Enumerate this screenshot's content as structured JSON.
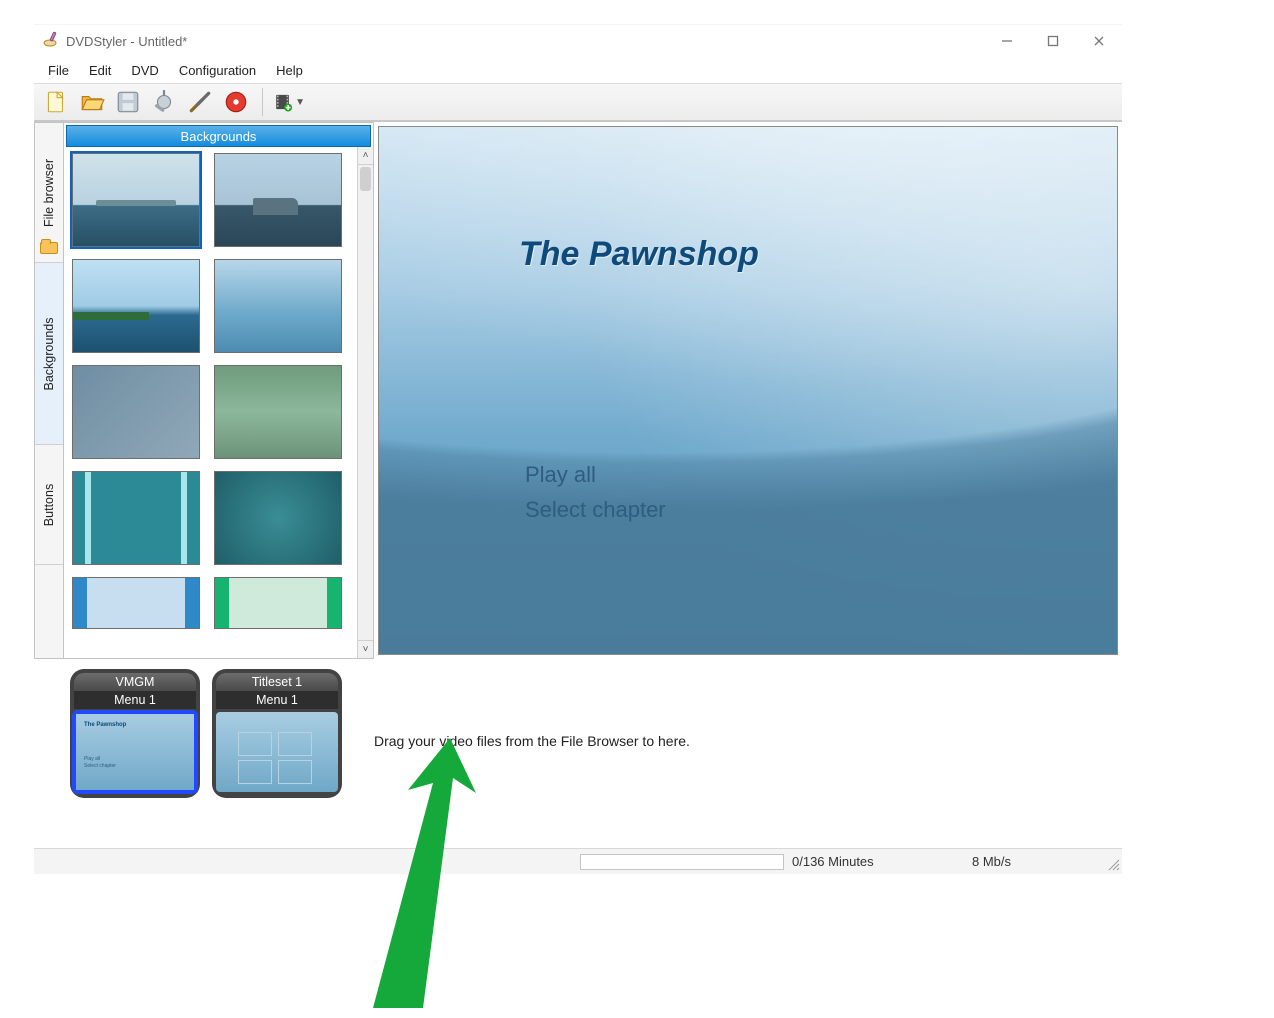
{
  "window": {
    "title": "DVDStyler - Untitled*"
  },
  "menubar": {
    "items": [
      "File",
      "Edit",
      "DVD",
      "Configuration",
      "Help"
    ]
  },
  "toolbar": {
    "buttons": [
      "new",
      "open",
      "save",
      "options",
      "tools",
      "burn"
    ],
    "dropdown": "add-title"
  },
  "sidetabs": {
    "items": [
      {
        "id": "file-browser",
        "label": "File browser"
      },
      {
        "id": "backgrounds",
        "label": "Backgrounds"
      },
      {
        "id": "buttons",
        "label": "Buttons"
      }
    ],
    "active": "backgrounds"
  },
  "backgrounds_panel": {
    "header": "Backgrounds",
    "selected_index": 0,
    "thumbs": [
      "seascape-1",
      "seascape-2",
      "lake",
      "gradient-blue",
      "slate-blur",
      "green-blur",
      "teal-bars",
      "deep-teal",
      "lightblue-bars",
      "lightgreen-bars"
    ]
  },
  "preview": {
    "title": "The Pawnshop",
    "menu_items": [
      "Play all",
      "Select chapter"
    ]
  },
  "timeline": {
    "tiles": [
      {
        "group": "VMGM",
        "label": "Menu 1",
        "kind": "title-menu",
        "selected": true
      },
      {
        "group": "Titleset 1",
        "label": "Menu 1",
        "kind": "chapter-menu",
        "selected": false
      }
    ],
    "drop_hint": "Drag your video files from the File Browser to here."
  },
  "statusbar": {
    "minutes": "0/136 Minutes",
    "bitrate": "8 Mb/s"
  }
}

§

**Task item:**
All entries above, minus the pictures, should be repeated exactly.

**Exercise answer:**
Enumerate this screenshot's content as structured JSON.
{
  "window": {
    "title": "DVDStyler - Untitled*"
  },
  "menubar": {
    "items": [
      "File",
      "Edit",
      "DVD",
      "Configuration",
      "Help"
    ]
  },
  "toolbar": {
    "buttons": [
      "new",
      "open",
      "save",
      "options",
      "tools",
      "burn"
    ],
    "dropdown": "add-title"
  },
  "sidetabs": {
    "items": [
      {
        "id": "file-browser",
        "label": "File browser"
      },
      {
        "id": "backgrounds",
        "label": "Backgrounds"
      },
      {
        "id": "buttons",
        "label": "Buttons"
      }
    ],
    "active": "backgrounds"
  },
  "backgrounds_panel": {
    "header": "Backgrounds",
    "selected_index": 0,
    "thumbs": [
      "seascape-1",
      "seascape-2",
      "lake",
      "gradient-blue",
      "slate-blur",
      "green-blur",
      "teal-bars",
      "deep-teal",
      "lightblue-bars",
      "lightgreen-bars"
    ]
  },
  "preview": {
    "title": "The Pawnshop",
    "menu_items": [
      "Play all",
      "Select chapter"
    ]
  },
  "timeline": {
    "tiles": [
      {
        "group": "VMGM",
        "label": "Menu 1",
        "kind": "title-menu",
        "selected": true
      },
      {
        "group": "Titleset 1",
        "label": "Menu 1",
        "kind": "chapter-menu",
        "selected": false
      }
    ],
    "drop_hint": "Drag your video files from the File Browser to here."
  },
  "statusbar": {
    "minutes": "0/136 Minutes",
    "bitrate": "8 Mb/s"
  }
}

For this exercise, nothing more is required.